NHRDA Drag Racing and Sled Pulling Featuring Colorado’s Best!
Now in its 12th year, the National Hot Rod Diesel Association (NHRDA) has been busy hosting sled pulls and drag races across the nation to the delight of diesel enthusiasts. These competitions pit diesel racers from across the United States and Canada against each other in battles of drag racing and sled pulling diesel supremacy. On the pulling side of things, classes from Work Stock to Super Stock are represented, and there’s even a big rig truck class thrown in for good measure. On the drag strip, racers can compete in a variety of index classes, bracket classes, and heads-up shootouts.
On June 8, the NHRDA stopped by at one of its most picturesque and interesting stops in Morrison, Colorado. Aptly named “The Diesels on the Mountain,” the event’s near 6,000-foot elevation gave sled pullers and drag racers quite a challenge as they put their compressionignited rides up against the leaner atmosphere. With a healthy turnout at both the pulls and races, it didn’t look like anyone was intimidated by the thin air.

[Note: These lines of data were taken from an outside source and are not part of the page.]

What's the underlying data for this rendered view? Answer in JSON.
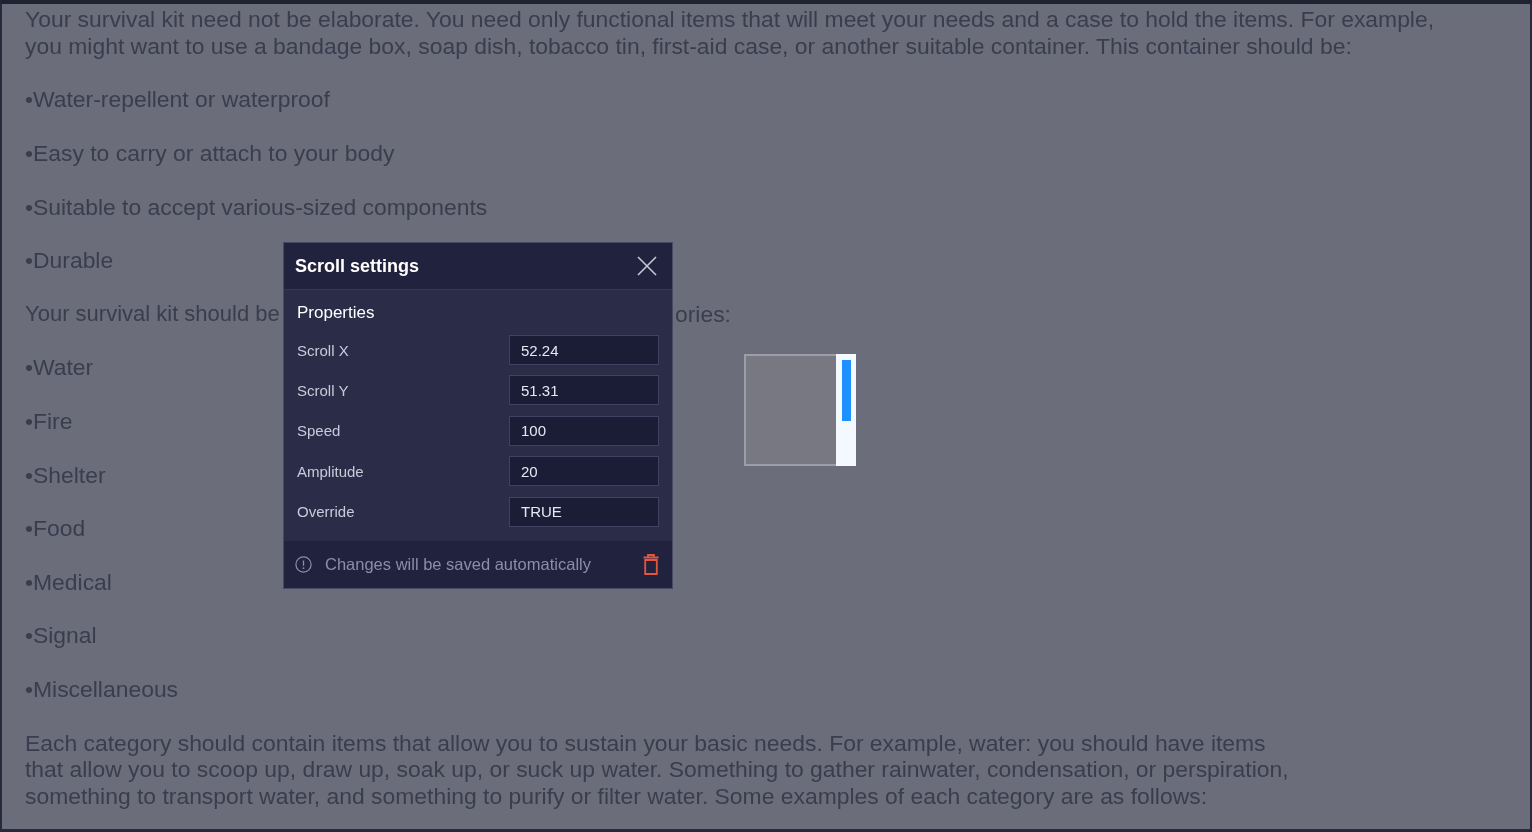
{
  "page": {
    "blocks": [
      {
        "kind": "paragraph",
        "text": "Your survival kit need not be elaborate. You need only functional items that will meet your needs and a case to hold the items. For example, you might want to use a bandage box, soap dish, tobacco tin, first-aid case, or another suitable container. This container should be:"
      },
      {
        "kind": "bullet",
        "text": "•Water-repellent or waterproof"
      },
      {
        "kind": "bullet",
        "text": "•Easy to carry or attach to your body"
      },
      {
        "kind": "bullet",
        "text": "•Suitable to accept various-sized components"
      },
      {
        "kind": "bullet",
        "text": "•Durable"
      },
      {
        "kind": "covered",
        "left": "Your survival kit should be",
        "right": "ories:"
      },
      {
        "kind": "bullet",
        "text": "•Water"
      },
      {
        "kind": "bullet",
        "text": "•Fire"
      },
      {
        "kind": "bullet",
        "text": "•Shelter"
      },
      {
        "kind": "bullet",
        "text": "•Food"
      },
      {
        "kind": "bullet",
        "text": "•Medical"
      },
      {
        "kind": "bullet",
        "text": "•Signal"
      },
      {
        "kind": "bullet",
        "text": "•Miscellaneous"
      },
      {
        "kind": "paragraph",
        "text": "Each category should contain items that allow you to sustain your basic needs. For example, water: you should have items that allow you to scoop up, draw up, soak up, or suck up water. Something to gather rainwater, condensation, or perspiration, something to transport water, and something to purify or filter water. Some examples of each category are as follows:"
      }
    ]
  },
  "dialog": {
    "title": "Scroll settings",
    "section": "Properties",
    "fields": [
      {
        "label": "Scroll X",
        "value": "52.24"
      },
      {
        "label": "Scroll Y",
        "value": "51.31"
      },
      {
        "label": "Speed",
        "value": "100"
      },
      {
        "label": "Amplitude",
        "value": "20"
      },
      {
        "label": "Override",
        "value": "TRUE"
      }
    ],
    "footer_note": "Changes will be saved automatically"
  }
}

The action got started Friday night at the Jefferson County Fairgrounds, where pullers from as far away as Texas and Utah competed against the best Colorado had to offer. Especially competitive was the 2.6 Class, which had a number of serious purpose-built trucks there for the occasion. Work Stock kicked it off, a class that allows a very limited number of modifications. For the second year in a row, Laird “Spike” Fuller took the win with a 289-foot pull, proving his ’08 Dodge was difficult to beat. Next up was the 2.5 Class, where an early pull by Tammy Dolan proved to be the mark everyone was shooting for. In the end, the guys couldn’t catch her and she ended up winning by a mere two feet with a 240-foot pull. The heavy hitter classes came next, with Rocky Horn’s classic Cummins-powered Ford, Southern Cumferdt, duking it out with last year’s winner in Half Lit. When the dust settled, Horn was the winner of the Limited Pro Stock Class, with a 282-foot pull. In Pro Stock, Tom Hansen took the win back to Utah with a 275- foot effort, and Super Stock saw Josh Creason take the victory with a 240-foot pull. The pulls wrapped up with the Semi Truck, Super Farm, and Antique Tractor classes, which were won by Rick Fenwick, Jim Darnell, and Charles Ruyle, respectively.

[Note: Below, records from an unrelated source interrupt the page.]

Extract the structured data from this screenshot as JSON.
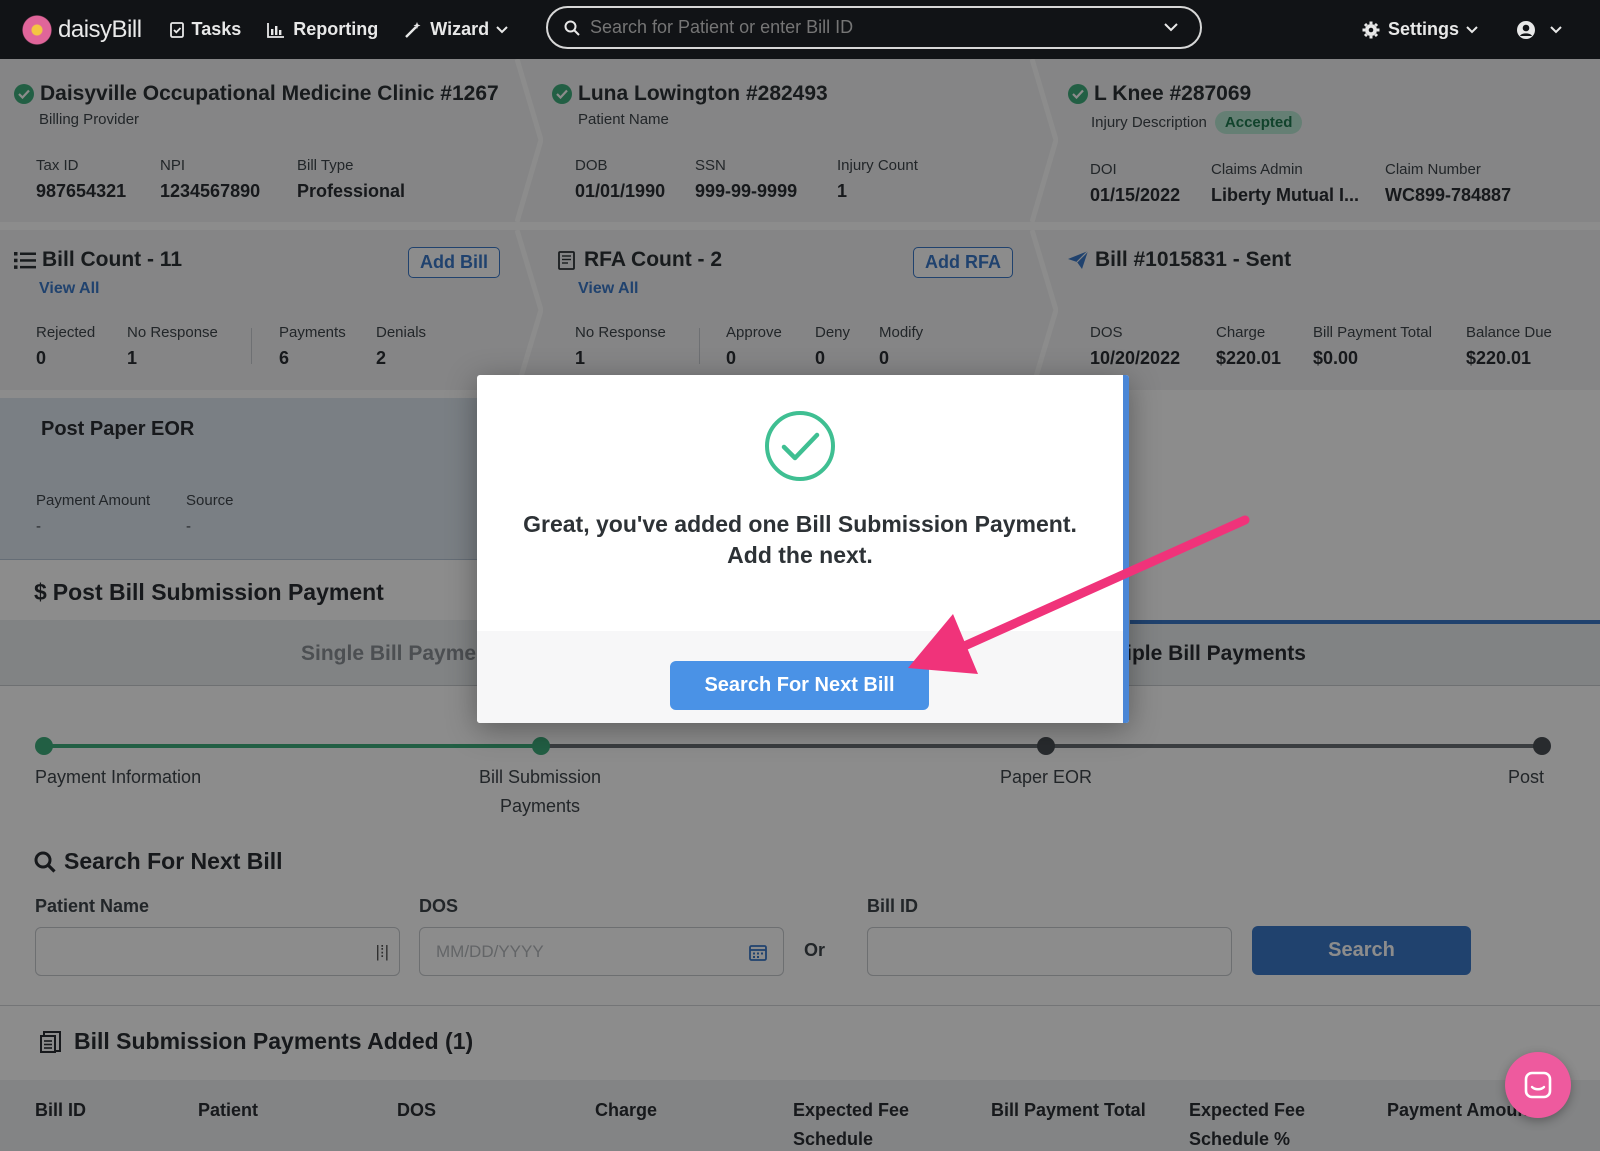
{
  "nav": {
    "logo_text": "daisyBill",
    "tasks": "Tasks",
    "reporting": "Reporting",
    "wizard": "Wizard",
    "search_placeholder": "Search for Patient or enter Bill ID",
    "settings": "Settings"
  },
  "provider": {
    "name": "Daisyville Occupational Medicine Clinic #1267",
    "role": "Billing Provider",
    "tax_id_label": "Tax ID",
    "tax_id": "987654321",
    "npi_label": "NPI",
    "npi": "1234567890",
    "bill_type_label": "Bill Type",
    "bill_type": "Professional"
  },
  "patient": {
    "name": "Luna Lowington #282493",
    "role": "Patient Name",
    "dob_label": "DOB",
    "dob": "01/01/1990",
    "ssn_label": "SSN",
    "ssn": "999-99-9999",
    "injury_count_label": "Injury Count",
    "injury_count": "1"
  },
  "injury": {
    "name": "L Knee #287069",
    "role": "Injury Description",
    "status": "Accepted",
    "doi_label": "DOI",
    "doi": "01/15/2022",
    "claims_admin_label": "Claims Admin",
    "claims_admin": "Liberty Mutual I...",
    "claim_number_label": "Claim Number",
    "claim_number": "WC899-784887"
  },
  "bills": {
    "title": "Bill Count - 11",
    "view_all": "View All",
    "add_button": "Add Bill",
    "rejected_label": "Rejected",
    "rejected": "0",
    "no_response_label": "No Response",
    "no_response": "1",
    "payments_label": "Payments",
    "payments": "6",
    "denials_label": "Denials",
    "denials": "2"
  },
  "rfa": {
    "title": "RFA Count - 2",
    "view_all": "View All",
    "add_button": "Add RFA",
    "no_response_label": "No Response",
    "no_response": "1",
    "approve_label": "Approve",
    "approve": "0",
    "deny_label": "Deny",
    "deny": "0",
    "modify_label": "Modify",
    "modify": "0"
  },
  "bill": {
    "title": "Bill #1015831 - Sent",
    "dos_label": "DOS",
    "dos": "10/20/2022",
    "charge_label": "Charge",
    "charge": "$220.01",
    "payment_total_label": "Bill Payment Total",
    "payment_total": "$0.00",
    "balance_label": "Balance Due",
    "balance": "$220.01"
  },
  "post_eor": {
    "title": "Post Paper EOR",
    "amount_label": "Payment Amount",
    "amount": "-",
    "source_label": "Source",
    "source": "-"
  },
  "payment_section": {
    "title": "Post Bill Submission Payment",
    "tab_single": "Single Bill Payments",
    "tab_multiple": "Multiple Bill Payments"
  },
  "stepper": {
    "steps": [
      "Payment Information",
      "Bill Submission Payments",
      "Paper EOR",
      "Post"
    ]
  },
  "search_next": {
    "title": "Search For Next Bill",
    "patient_label": "Patient Name",
    "dos_label": "DOS",
    "dos_placeholder": "MM/DD/YYYY",
    "or": "Or",
    "bill_id_label": "Bill ID",
    "search_button": "Search"
  },
  "added": {
    "title": "Bill Submission Payments Added (1)",
    "columns": [
      "Bill ID",
      "Patient",
      "DOS",
      "Charge",
      "Expected Fee Schedule",
      "Bill Payment Total",
      "Expected Fee Schedule %",
      "Payment Amount"
    ]
  },
  "modal": {
    "message_line1": "Great, you've added one Bill Submission Payment.",
    "message_line2": "Add the next.",
    "button": "Search For Next Bill"
  },
  "colors": {
    "accent": "#3b79c9",
    "success": "#3fae7c",
    "arrow": "#f0337a",
    "chat": "#ee5a9e"
  }
}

On Saturday, the action moved out to Bandimere Speedway, where diesels would battle it out down the speedway’s 1,320 feet to see who could come out on top. In the largest class, Sportsman, it was Arik Frost and his deadly mid-12- second Ram that beat all comers, running within a few hundredths of his dial-in and cutting a 0.07 light in the final. Jim Disher and Rick Fenwick were both fierce competitors in the Big Rig Bracket and Hot Rod Semi classes, with Jim taking the win in Hot Rod, and Rick taking the victory in Bracket.
Moving into the index classes, the NHRDA has both an 11.90 and 10.90 class where competitors try and run as close to those numbers as possible without going under. In 11.90 (known as Super Diesel), the winner was the consistent Verlon Southwick, who clicked off an 11.98 in the finals, and runner up Joseph Sterkel breaking out with a gut-wrenching 11.897-second ET. The 10.90 class saw another Chevy winner, with Ray Ross from San Antonio, Texas, running an 11.15 in the finals.
The heads-up classes of Super Street, Pro Street, Pro Stock, and Top Diesel saw some of the fastest times of the event. Even at elevation, a number of Super Street trucks had run in the mid-9s at nearly 150 mph. Still, it was Anthony Reams and his unique common rail-powered ’95 Dodge that took the win, with a 9.39 at 149 mph. Pro Street saw the odd combination of a 6.0L in a Ranger break the 150mph mark, with Matt Kubick running a 9.73 at a blazing 153 mph. In Pro Stock, the ever popular ’41 Willys from G&J Diesel, driven by Jarid Vollmer, rocketed to 7.46 at 185 mph, its fastest time yet and nearly a Pro Stock record. In Top Diesel, the H&S rail, which had a good shot of being the quickest car on the grounds, had a malfunction with its air shutoff and coasted to a 10- second pass at a little more than 90 mph.
We saw some amazing sights in two days of sled pulling and drag racing. Rick Fenwick was able to win a class at both the drags and sled pulls with his Peterbilt; we saw the Duramax-powered Willys click off a new personal best; and a number of new rides debuted in both the sled pull and drag racing venues. The next time someone talks about elevation, don’t let them fool you—the action is just as thick up on the mountain. For more race coverage, check out Diesel TV and NHRDA.com. DW